Wicking beds are excellent because they supply water to your plants where they need it the most – at the root level.

You see, plants naturally use their roots to search for water in order to supply all the moisture that the plant needs.

What are the disadvantages of a wicking bed?

In Australia, there aren’t too many disadvantages to using wicking beds. The only thing that you need to be aware of is that if you use non-organic fertilisers, this may result in a build-up of salts in the soil. 

This is because the soil is not being flushed on a regular basis. To avoid this problem, it’s prudent to flush the soil with water occasionally as this will also help to clean the water in the reservoir.

FAQ

Is Vegepod worth the money?

If you want to grow your own veggies the easy way, we think Vegepod is worth the investment.

How many bags of soil does it take to fill a Vegepod?

A large Vegepod requires 18 x 25 litre bags of soil to fill.

How often should you water Vegepod?

When your plants are still young and haven’t developed a good root system yet, you need to water them daily, either by using a watering can or hose or by turning the mist spray on for around 3 to 5 minutes.

Photo of author

Annette Hird

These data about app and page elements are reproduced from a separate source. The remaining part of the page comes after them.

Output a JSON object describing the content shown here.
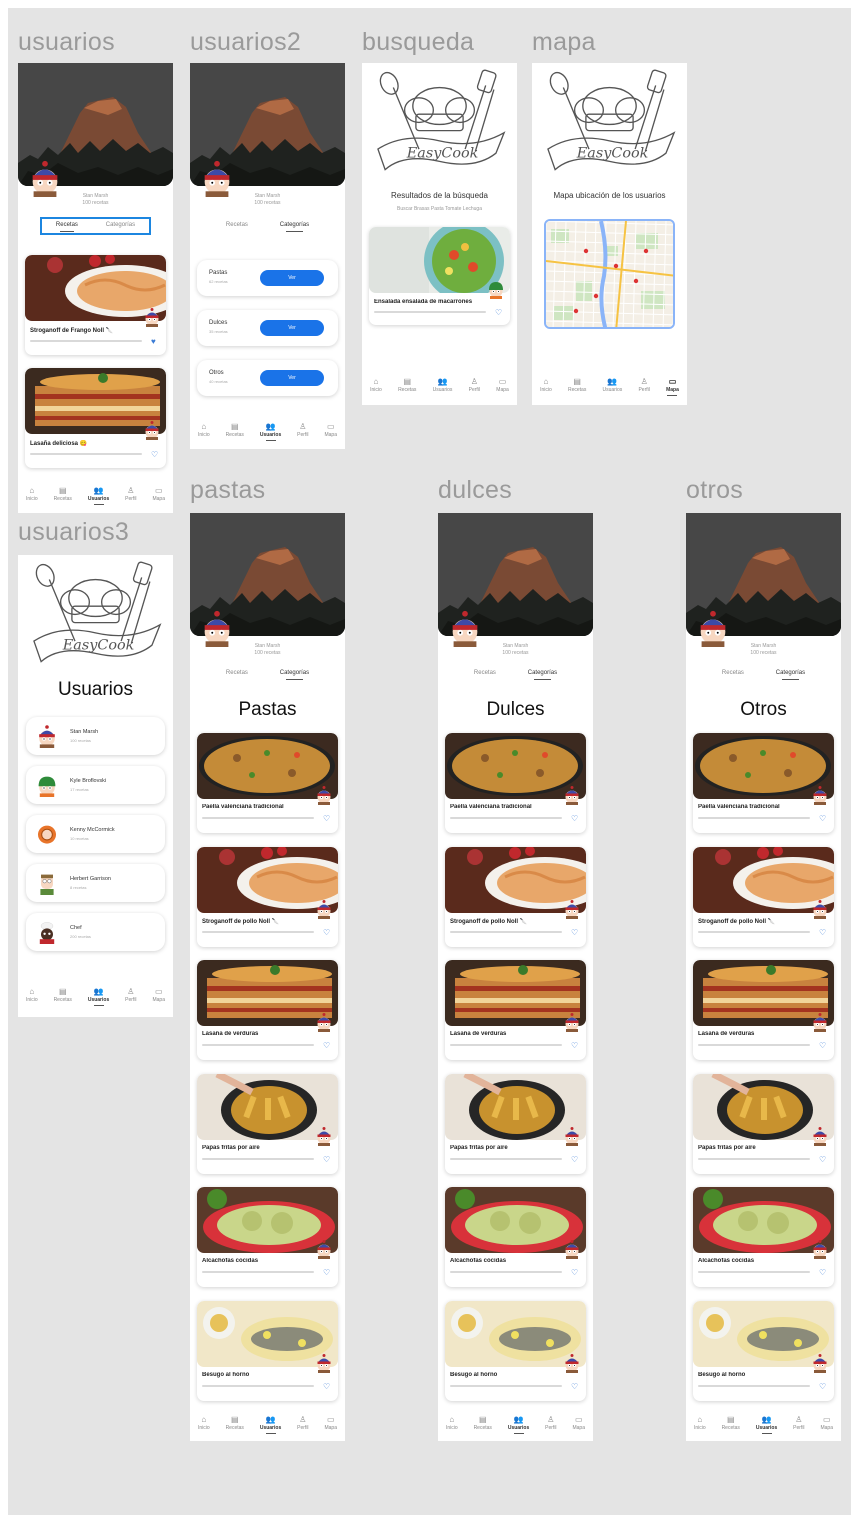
{
  "labels": {
    "usuarios": "usuarios",
    "usuarios2": "usuarios2",
    "busqueda": "busqueda",
    "mapa": "mapa",
    "usuarios3": "usuarios3",
    "pastas": "pastas",
    "dulces": "dulces",
    "otros": "otros"
  },
  "profile": {
    "name": "Stan Marsh",
    "followers": "100 recetas"
  },
  "tabs": {
    "recetas": "Recetas",
    "categorias": "Categorías"
  },
  "nav": {
    "inicio": "Inicio",
    "recetas": "Recetas",
    "usuarios": "Usuarios",
    "perfil": "Perfil",
    "mapa": "Mapa"
  },
  "usuarios_cards": [
    {
      "title": "Stroganoff de Frango Noll 🔪",
      "sub": "Sopa Stroganoff de pollo..."
    },
    {
      "title": "Lasaña deliciosa 😋",
      "sub": "Lasaña de carne..."
    }
  ],
  "categories": [
    {
      "name": "Pastas",
      "count": "62 recetas",
      "button": "Ver"
    },
    {
      "name": "Dulces",
      "count": "35 recetas",
      "button": "Ver"
    },
    {
      "name": "Otros",
      "count": "40 recetas",
      "button": "Ver"
    }
  ],
  "busqueda": {
    "heading": "Resultados de la búsqueda",
    "query": "Buscar Brasas Pasta Tomate Lechuga",
    "result_title": "Ensalada ensalada de macarrones",
    "result_sub": "Macarrones ensalada tomate"
  },
  "mapa": {
    "heading": "Mapa ubicación de los usuarios"
  },
  "usuarios3": {
    "title": "Usuarios",
    "users": [
      {
        "name": "Stan Marsh",
        "sub": "100 recetas",
        "icon": "stan-avatar"
      },
      {
        "name": "Kyle Broflovski",
        "sub": "17 recetas",
        "icon": "kyle-avatar"
      },
      {
        "name": "Kenny McCormick",
        "sub": "10 recetas",
        "icon": "kenny-avatar"
      },
      {
        "name": "Herbert Garrison",
        "sub": "8 recetas",
        "icon": "garrison-avatar"
      },
      {
        "name": "Chef",
        "sub": "200 recetas",
        "icon": "chef-avatar"
      }
    ]
  },
  "category_pages": [
    {
      "title": "Pastas"
    },
    {
      "title": "Dulces"
    },
    {
      "title": "Otros"
    }
  ],
  "recipes": [
    {
      "title": "Paella valenciana tradicional",
      "sub": "Arroz pollo..."
    },
    {
      "title": "Stroganoff de pollo Noll 🔪",
      "sub": "Sopa Stroganoff de pollo..."
    },
    {
      "title": "Lasaña de verduras",
      "sub": "Lasaña calabacín berenjena..."
    },
    {
      "title": "Papas fritas por aire",
      "sub": "Papas freidora de aire..."
    },
    {
      "title": "Alcachofas cocidas",
      "sub": "Alcachofas limón..."
    },
    {
      "title": "Besugo al horno",
      "sub": "Besugo patatas limón..."
    }
  ],
  "brand": {
    "logo_text": "EasyCook"
  },
  "colors": {
    "accent": "#1a73e8",
    "selection": "#1c86e0",
    "canvas": "#e4e4e4"
  }
}
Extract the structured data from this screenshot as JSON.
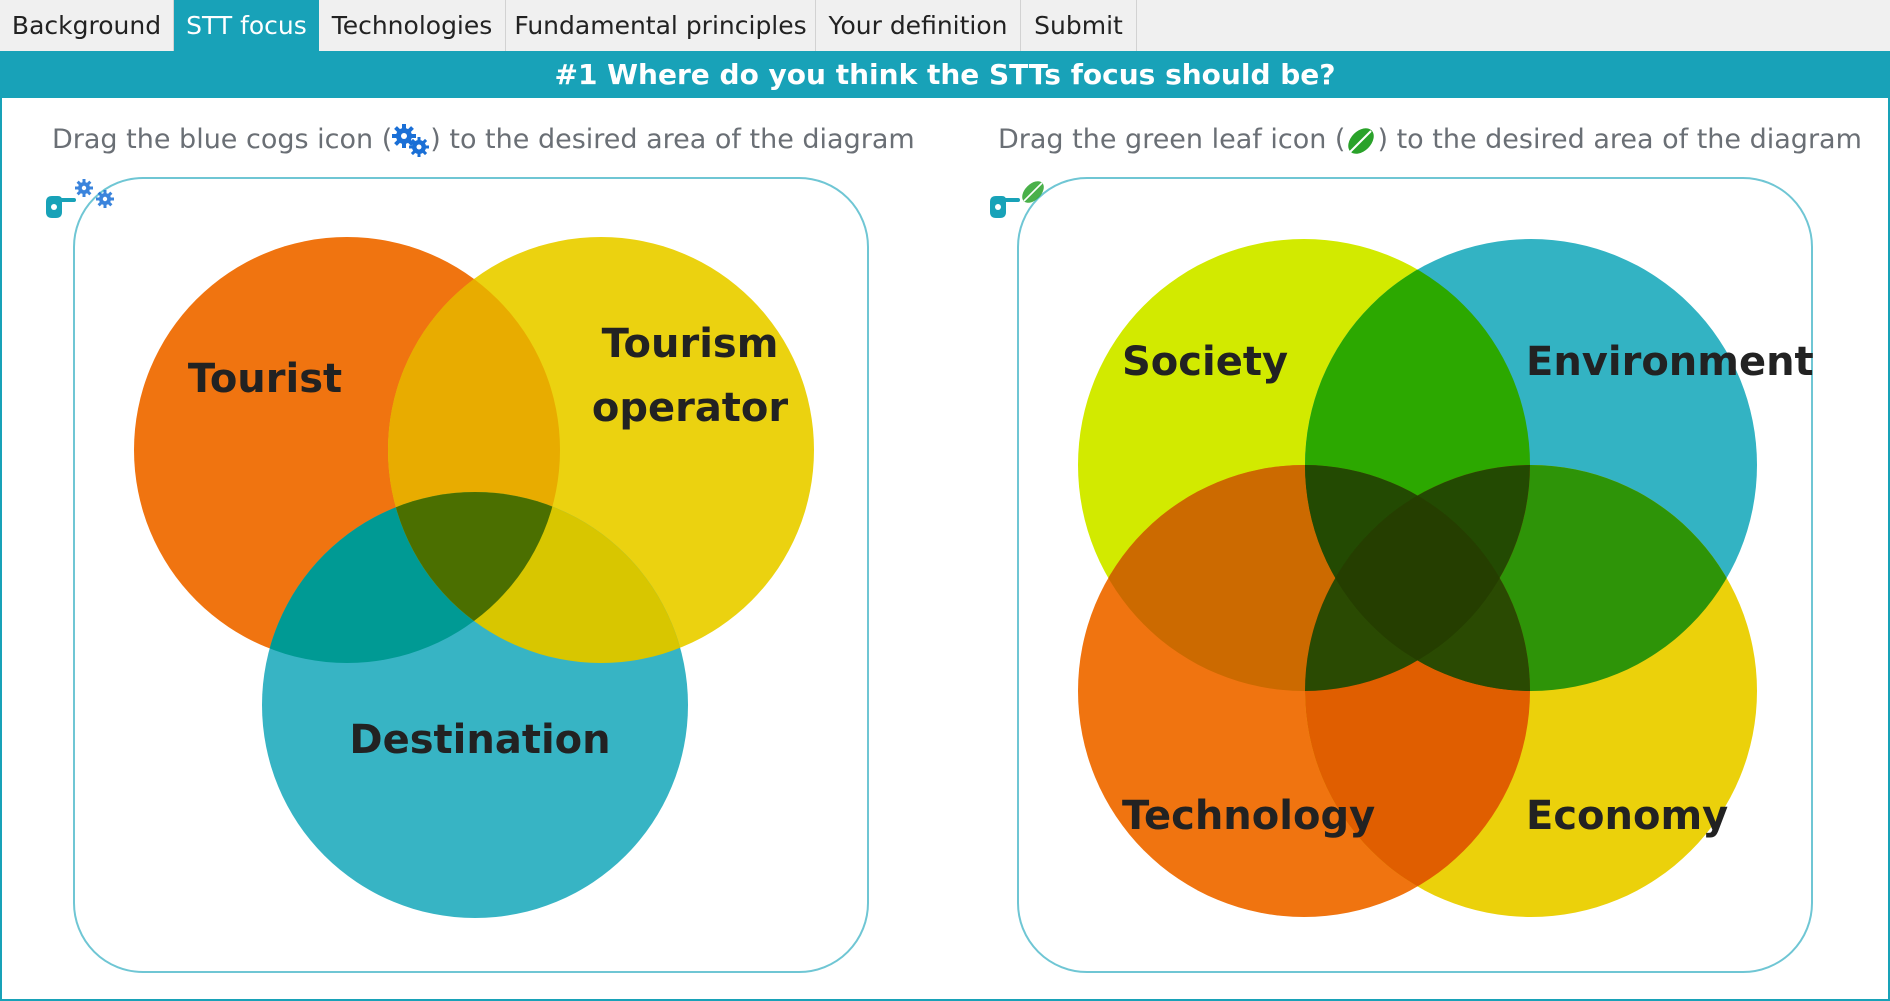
{
  "tabs": [
    {
      "label": "Background",
      "active": false
    },
    {
      "label": "STT focus",
      "active": true
    },
    {
      "label": "Technologies",
      "active": false
    },
    {
      "label": "Fundamental principles",
      "active": false
    },
    {
      "label": "Your definition",
      "active": false
    },
    {
      "label": "Submit",
      "active": false
    }
  ],
  "question": {
    "title": "#1 Where do you think the STTs focus should be?"
  },
  "left": {
    "instruction_before": "Drag the blue cogs icon (",
    "instruction_after": ") to the desired area of the diagram",
    "icon": "blue-cogs-icon",
    "icon_color": "#1a6fd6",
    "labels": {
      "tourist": "Tourist",
      "operator_line1": "Tourism",
      "operator_line2": "operator",
      "destination": "Destination"
    },
    "colors": {
      "tourist": "#f07410",
      "operator": "#ebd10b",
      "destination": "#33b3c3"
    }
  },
  "right": {
    "instruction_before": "Drag the green leaf icon (",
    "instruction_after": ") to the desired area of the diagram",
    "icon": "green-leaf-icon",
    "icon_color": "#2aa22a",
    "labels": {
      "society": "Society",
      "environment": "Environment",
      "technology": "Technology",
      "economy": "Economy"
    },
    "colors": {
      "society": "#d2ea00",
      "environment": "#33b3c3",
      "technology": "#f07410",
      "economy": "#ebd10b"
    }
  },
  "theme": {
    "accent": "#18a2b8",
    "border": "#6fc6d4"
  }
}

Annette Hird is a gardening expert with many years of experience in a range of gardening related positions. She has an Associate Diploma of Applied Science in Horticulture and has worked in a variety of production nurseries, primarily as a propagator. She has also been responsible for a large homestead garden that included lawn care, fruit trees, roses and many other ornamental plants. More recently, Annette has concentrated on improving the garden landscape of the homes that she has lived in and focused a lot of energy on growing edible plants as well. She now enjoys sharing her experience and knowledge with others by writing articles about all facets of gardening and growing plants.

ADVERTISEMENT

Leave a Comment